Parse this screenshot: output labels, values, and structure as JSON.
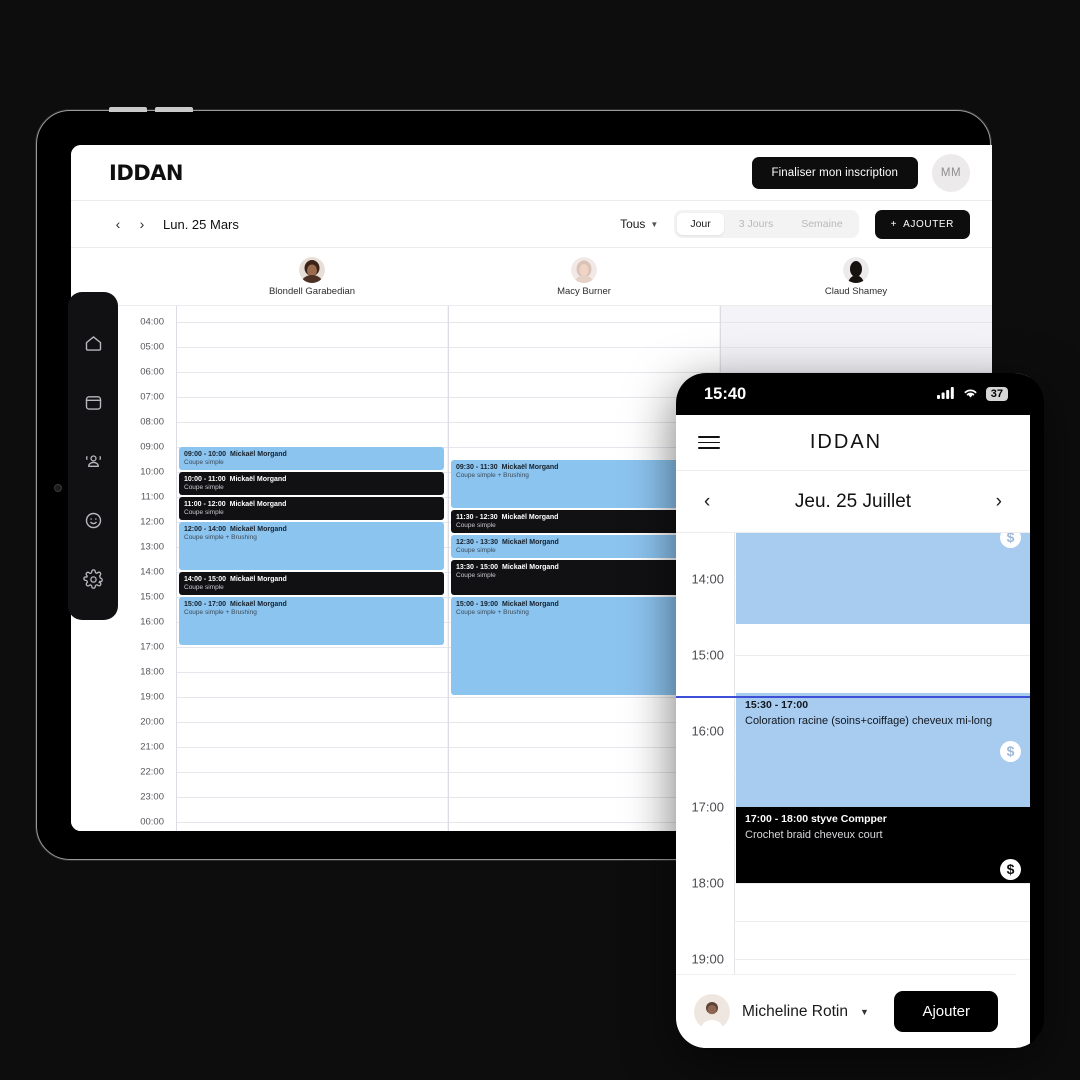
{
  "tablet": {
    "topbar": {
      "logo": "IDDAN",
      "cta_label": "Finaliser mon inscription",
      "avatar_initials": "MM"
    },
    "toolbar": {
      "prev_icon": "chevron-left-icon",
      "next_icon": "chevron-right-icon",
      "date": "Lun. 25 Mars",
      "filter_label": "Tous",
      "views": [
        {
          "label": "Jour",
          "active": true
        },
        {
          "label": "3 Jours",
          "active": false
        },
        {
          "label": "Semaine",
          "active": false
        }
      ],
      "add_label": "AJOUTER",
      "add_plus": "+"
    },
    "staff": [
      {
        "name": "Blondell Garabedian"
      },
      {
        "name": "Macy Burner"
      },
      {
        "name": "Claud Shamey"
      }
    ],
    "time_labels": [
      "04:00",
      "05:00",
      "06:00",
      "07:00",
      "08:00",
      "09:00",
      "10:00",
      "11:00",
      "12:00",
      "13:00",
      "14:00",
      "15:00",
      "16:00",
      "17:00",
      "18:00",
      "19:00",
      "20:00",
      "21:00",
      "22:00",
      "23:00",
      "00:00"
    ],
    "appointments_col1": [
      {
        "time": "09:00 - 10:00",
        "client": "Mickaël Morgand",
        "service": "Coupe simple",
        "start": 9,
        "end": 10,
        "style": "blue"
      },
      {
        "time": "10:00 - 11:00",
        "client": "Mickaël Morgand",
        "service": "Coupe simple",
        "start": 10,
        "end": 11,
        "style": "dark"
      },
      {
        "time": "11:00 - 12:00",
        "client": "Mickaël Morgand",
        "service": "Coupe simple",
        "start": 11,
        "end": 12,
        "style": "dark"
      },
      {
        "time": "12:00 - 14:00",
        "client": "Mickaël Morgand",
        "service": "Coupe simple + Brushing",
        "start": 12,
        "end": 14,
        "style": "blue"
      },
      {
        "time": "14:00 - 15:00",
        "client": "Mickaël Morgand",
        "service": "Coupe simple",
        "start": 14,
        "end": 15,
        "style": "dark"
      },
      {
        "time": "15:00 - 17:00",
        "client": "Mickaël Morgand",
        "service": "Coupe simple + Brushing",
        "start": 15,
        "end": 17,
        "style": "blue"
      }
    ],
    "appointments_col2": [
      {
        "time": "09:30 - 11:30",
        "client": "Mickaël Morgand",
        "service": "Coupe simple + Brushing",
        "start": 9.5,
        "end": 11.5,
        "style": "blue"
      },
      {
        "time": "11:30 - 12:30",
        "client": "Mickaël Morgand",
        "service": "Coupe simple",
        "start": 11.5,
        "end": 12.5,
        "style": "dark"
      },
      {
        "time": "12:30 - 13:30",
        "client": "Mickaël Morgand",
        "service": "Coupe simple",
        "start": 12.5,
        "end": 13.5,
        "style": "blue"
      },
      {
        "time": "13:30 - 15:00",
        "client": "Mickaël Morgand",
        "service": "Coupe simple",
        "start": 13.5,
        "end": 15,
        "style": "dark"
      },
      {
        "time": "15:00 - 19:00",
        "client": "Mickaël Morgand",
        "service": "Coupe simple + Brushing",
        "start": 15,
        "end": 19,
        "style": "blue"
      }
    ],
    "sidebar": [
      {
        "icon": "home-icon",
        "name": "sidebar-item-home"
      },
      {
        "icon": "calendar-icon",
        "name": "sidebar-item-calendar"
      },
      {
        "icon": "users-icon",
        "name": "sidebar-item-clients"
      },
      {
        "icon": "smiley-icon",
        "name": "sidebar-item-feedback"
      },
      {
        "icon": "gear-icon",
        "name": "sidebar-item-settings"
      }
    ]
  },
  "phone": {
    "status": {
      "time": "15:40",
      "signal_icon": "cellular-signal-icon",
      "wifi_icon": "wifi-icon",
      "battery": "37"
    },
    "header": {
      "menu_icon": "hamburger-menu-icon",
      "logo": "IDDAN"
    },
    "datebar": {
      "prev": "‹",
      "date": "Jeu. 25 Juillet",
      "next": "›"
    },
    "time_labels": [
      "14:00",
      "15:00",
      "16:00",
      "17:00",
      "18:00",
      "19:00"
    ],
    "appointments": [
      {
        "time": "",
        "client": "",
        "service": "",
        "start": 13.2,
        "end": 14.6,
        "style": "blue",
        "badge": "$"
      },
      {
        "time": "15:30 - 17:00",
        "client": "",
        "service": "Coloration racine (soins+coiffage) cheveux mi-long",
        "start": 15.5,
        "end": 17.0,
        "style": "blue",
        "badge": "$"
      },
      {
        "time": "17:00 - 18:00",
        "client": "styve Compper",
        "service": "Crochet braid cheveux court",
        "start": 17.0,
        "end": 18.0,
        "style": "dark",
        "badge": "$"
      }
    ],
    "now_time": 15.55,
    "bottom": {
      "user_name": "Micheline Rotin",
      "user_chevron": "chevron-down-icon",
      "add_label": "Ajouter"
    }
  },
  "colors": {
    "accent_blue_tablet": "#8cc4f0",
    "accent_blue_phone": "#a8cbf0",
    "dark": "#111114",
    "now_line": "#3d4fd6",
    "background": "#0d0d0d"
  }
}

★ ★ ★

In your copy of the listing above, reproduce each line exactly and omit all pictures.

Response to this task.
Parse this screenshot: output labels, values, and structure as JSON.
{
  "tablet": {
    "topbar": {
      "logo": "IDDAN",
      "cta_label": "Finaliser mon inscription",
      "avatar_initials": "MM"
    },
    "toolbar": {
      "prev_icon": "chevron-left-icon",
      "next_icon": "chevron-right-icon",
      "date": "Lun. 25 Mars",
      "filter_label": "Tous",
      "views": [
        {
          "label": "Jour",
          "active": true
        },
        {
          "label": "3 Jours",
          "active": false
        },
        {
          "label": "Semaine",
          "active": false
        }
      ],
      "add_label": "AJOUTER",
      "add_plus": "+"
    },
    "staff": [
      {
        "name": "Blondell Garabedian"
      },
      {
        "name": "Macy Burner"
      },
      {
        "name": "Claud Shamey"
      }
    ],
    "time_labels": [
      "04:00",
      "05:00",
      "06:00",
      "07:00",
      "08:00",
      "09:00",
      "10:00",
      "11:00",
      "12:00",
      "13:00",
      "14:00",
      "15:00",
      "16:00",
      "17:00",
      "18:00",
      "19:00",
      "20:00",
      "21:00",
      "22:00",
      "23:00",
      "00:00"
    ],
    "appointments_col1": [
      {
        "time": "09:00 - 10:00",
        "client": "Mickaël Morgand",
        "service": "Coupe simple",
        "start": 9,
        "end": 10,
        "style": "blue"
      },
      {
        "time": "10:00 - 11:00",
        "client": "Mickaël Morgand",
        "service": "Coupe simple",
        "start": 10,
        "end": 11,
        "style": "dark"
      },
      {
        "time": "11:00 - 12:00",
        "client": "Mickaël Morgand",
        "service": "Coupe simple",
        "start": 11,
        "end": 12,
        "style": "dark"
      },
      {
        "time": "12:00 - 14:00",
        "client": "Mickaël Morgand",
        "service": "Coupe simple + Brushing",
        "start": 12,
        "end": 14,
        "style": "blue"
      },
      {
        "time": "14:00 - 15:00",
        "client": "Mickaël Morgand",
        "service": "Coupe simple",
        "start": 14,
        "end": 15,
        "style": "dark"
      },
      {
        "time": "15:00 - 17:00",
        "client": "Mickaël Morgand",
        "service": "Coupe simple + Brushing",
        "start": 15,
        "end": 17,
        "style": "blue"
      }
    ],
    "appointments_col2": [
      {
        "time": "09:30 - 11:30",
        "client": "Mickaël Morgand",
        "service": "Coupe simple + Brushing",
        "start": 9.5,
        "end": 11.5,
        "style": "blue"
      },
      {
        "time": "11:30 - 12:30",
        "client": "Mickaël Morgand",
        "service": "Coupe simple",
        "start": 11.5,
        "end": 12.5,
        "style": "dark"
      },
      {
        "time": "12:30 - 13:30",
        "client": "Mickaël Morgand",
        "service": "Coupe simple",
        "start": 12.5,
        "end": 13.5,
        "style": "blue"
      },
      {
        "time": "13:30 - 15:00",
        "client": "Mickaël Morgand",
        "service": "Coupe simple",
        "start": 13.5,
        "end": 15,
        "style": "dark"
      },
      {
        "time": "15:00 - 19:00",
        "client": "Mickaël Morgand",
        "service": "Coupe simple + Brushing",
        "start": 15,
        "end": 19,
        "style": "blue"
      }
    ],
    "sidebar": [
      {
        "icon": "home-icon",
        "name": "sidebar-item-home"
      },
      {
        "icon": "calendar-icon",
        "name": "sidebar-item-calendar"
      },
      {
        "icon": "users-icon",
        "name": "sidebar-item-clients"
      },
      {
        "icon": "smiley-icon",
        "name": "sidebar-item-feedback"
      },
      {
        "icon": "gear-icon",
        "name": "sidebar-item-settings"
      }
    ]
  },
  "phone": {
    "status": {
      "time": "15:40",
      "signal_icon": "cellular-signal-icon",
      "wifi_icon": "wifi-icon",
      "battery": "37"
    },
    "header": {
      "menu_icon": "hamburger-menu-icon",
      "logo": "IDDAN"
    },
    "datebar": {
      "prev": "‹",
      "date": "Jeu. 25 Juillet",
      "next": "›"
    },
    "time_labels": [
      "14:00",
      "15:00",
      "16:00",
      "17:00",
      "18:00",
      "19:00"
    ],
    "appointments": [
      {
        "time": "",
        "client": "",
        "service": "",
        "start": 13.2,
        "end": 14.6,
        "style": "blue",
        "badge": "$"
      },
      {
        "time": "15:30 - 17:00",
        "client": "",
        "service": "Coloration racine (soins+coiffage) cheveux mi-long",
        "start": 15.5,
        "end": 17.0,
        "style": "blue",
        "badge": "$"
      },
      {
        "time": "17:00 - 18:00",
        "client": "styve Compper",
        "service": "Crochet braid cheveux court",
        "start": 17.0,
        "end": 18.0,
        "style": "dark",
        "badge": "$"
      }
    ],
    "now_time": 15.55,
    "bottom": {
      "user_name": "Micheline Rotin",
      "user_chevron": "chevron-down-icon",
      "add_label": "Ajouter"
    }
  },
  "colors": {
    "accent_blue_tablet": "#8cc4f0",
    "accent_blue_phone": "#a8cbf0",
    "dark": "#111114",
    "now_line": "#3d4fd6",
    "background": "#0d0d0d"
  }
}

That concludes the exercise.